The Best Automation Testers Have A Manual Mindset
Echoing similar sentiments to all the professionals who have contributed to this article, Paul believes the best testers are those who can learn automation skills while maintaining their manual testing mindset.
“If someone is just telling you about the scenarios and giving you some user stories and you go away and automate them, then you’re not really doing a testing job – you’re creating test artefacts.”
Developing an automated testing solution just a few years ago, every single tester on Paul’s team has learned automation skills in the role and, as such, benefit from a mindset a bonafide automation tester wouldn’t have.
“They look at automation in a certain way. They want to take all the manual testing and take out all the repetitive stuff, all the time-consuming stuff and script it.”
Paul, who looks for testers with this mindset, covers one topic in particular when he interviews testers: to what extent do they act on behalf of the customer?
“That, in my view, is what good testers do – they’re the eyes and ears of an organisation. They’re keeping the dev team honest and ask the difficult questions that build better products.”
Dimitri Vinogradov, Software Dev Manager, Xilinx
Dimitri Vinogradov is the Software Dev Manager at Xilinx. With a background in cell and molecular biology, Dimitri entered the IT industry as a tester around the turn of the millennium and hasn’t looked back since.
“The number of similarities between science and testing is staggering. The only difference is that in science you study nature, in testing – it’s someone’s code.”
With 7 direct reports, Dimitri has a team of testers that use both manual and automated testing methods. He believes that the two methods really shouldn’t be siloed away from each other.
The Two Inevitably Intertwine
With every member of Dimitri’s team being capable of writing at least very basic code (e.g., in bash), they’re able to stay agile and create a testing culture where no lines need to be drawn between manual and automated testing.
“Every now and then you need to automate routine activities.”
For example, you may have an output of 10 columns of text or numbers, and you only need two of them. To cut off the unwanted eight columns, you’d script something.

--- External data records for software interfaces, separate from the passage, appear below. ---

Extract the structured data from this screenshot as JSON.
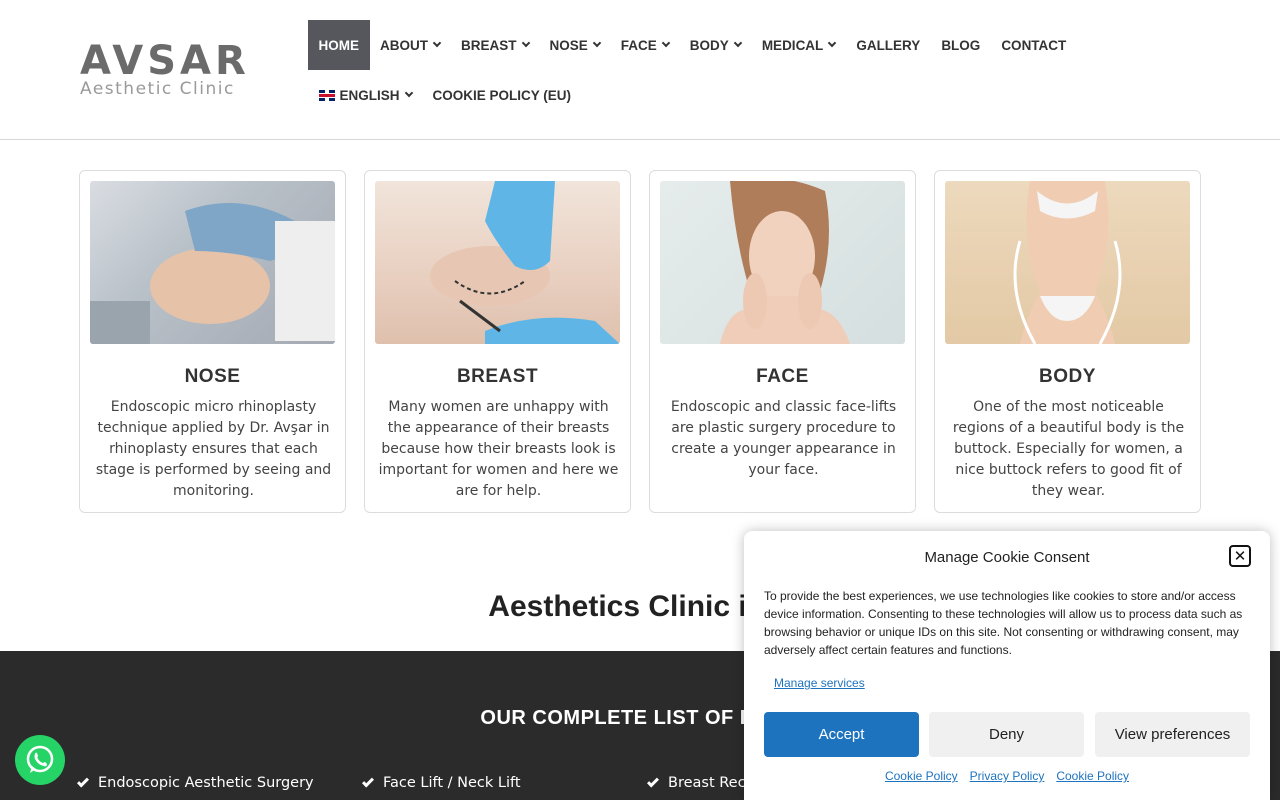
{
  "logo": {
    "main": "AVSAR",
    "sub": "Aesthetic Clinic"
  },
  "nav": {
    "row1": [
      {
        "label": "HOME",
        "dropdown": false,
        "active": true
      },
      {
        "label": "ABOUT",
        "dropdown": true
      },
      {
        "label": "BREAST",
        "dropdown": true
      },
      {
        "label": "NOSE",
        "dropdown": true
      },
      {
        "label": "FACE",
        "dropdown": true
      },
      {
        "label": "BODY",
        "dropdown": true
      },
      {
        "label": "MEDICAL",
        "dropdown": true
      },
      {
        "label": "GALLERY",
        "dropdown": false
      },
      {
        "label": "BLOG",
        "dropdown": false
      },
      {
        "label": "CONTACT",
        "dropdown": false
      }
    ],
    "row2": [
      {
        "label": "ENGLISH",
        "dropdown": true,
        "icon": "uk-flag-icon"
      },
      {
        "label": "COOKIE POLICY (EU)",
        "dropdown": false
      }
    ]
  },
  "cards": [
    {
      "title": "NOSE",
      "text": "Endoscopic micro rhinoplasty technique applied by Dr. Avşar in rhinoplasty ensures that each stage is performed by seeing and monitoring."
    },
    {
      "title": "BREAST",
      "text": "Many women are unhappy with the appearance of their breasts because how their breasts look is important for women and here we are for help."
    },
    {
      "title": "FACE",
      "text": "Endoscopic and classic face-lifts are plastic surgery procedure to create a younger appearance in your face."
    },
    {
      "title": "BODY",
      "text": "One of the most noticeable regions of a beautiful body is the buttock. Especially for women, a nice buttock refers to good fit of they wear."
    }
  ],
  "section_title": "Aesthetics Clinic in T",
  "procedures": {
    "title": "OUR COMPLETE LIST OF PROC",
    "items": [
      "Endoscopic Aesthetic Surgery",
      "Face Lift / Neck Lift",
      "Breast Rec"
    ]
  },
  "cookie": {
    "title": "Manage Cookie Consent",
    "close": "✕",
    "text": "To provide the best experiences, we use technologies like cookies to store and/or access device information. Consenting to these technologies will allow us to process data such as browsing behavior or unique IDs on this site. Not consenting or withdrawing consent, may adversely affect certain features and functions.",
    "manage": "Manage services",
    "accept": "Accept",
    "deny": "Deny",
    "view": "View preferences",
    "links": [
      "Cookie Policy",
      "Privacy Policy",
      "Cookie Policy"
    ]
  },
  "colors": {
    "nav_active": "#55575c",
    "dark_band": "#2b2b2b",
    "accent_blue": "#1e73be",
    "whatsapp": "#25d366"
  }
}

As opposed to automated testing, Dimitri would argue that what you’re actually doing in such a case is programmatically manipulating data – an action that is still manual.
“That's my bottom line. I don't think there is a firm boundary to be drawn anywhere between the words ‘automated’ and ‘manual’.”
Should A Tester Learn Automation Skills?
We’ve already talked about the growth of the automated testing market. Growth, for the most part, is usually a good indicator of demand for talent.
Breaking into the role of an automation engineer is challenging, and sometimes it might seem like more trouble than it’s worth. When there’s still a clear need for manual testing, what’s the point of your uprooting your current ways just to follow the trend?
For Dimitri, it depends highly on the area the candidate is working in and the rate of change happening in that area.
“Generally speaking, you automate your tests for an area that isn’t going to change much and you don’t expect any surprises from it. But whenever you’re testing new functionality, you don’t just drop everything and rush to automating tests on something that may change tomorrow. That would be twice as much work.”
Keeping your skills up to date is an absolute necessity in any line of work, and the software industry is certainly no exception. As the testing market moves more and more towards automated tests, it is clear that a tester must have at least a functional understanding of automated testing while never forgetting the core methodologies that make manual testing so effective.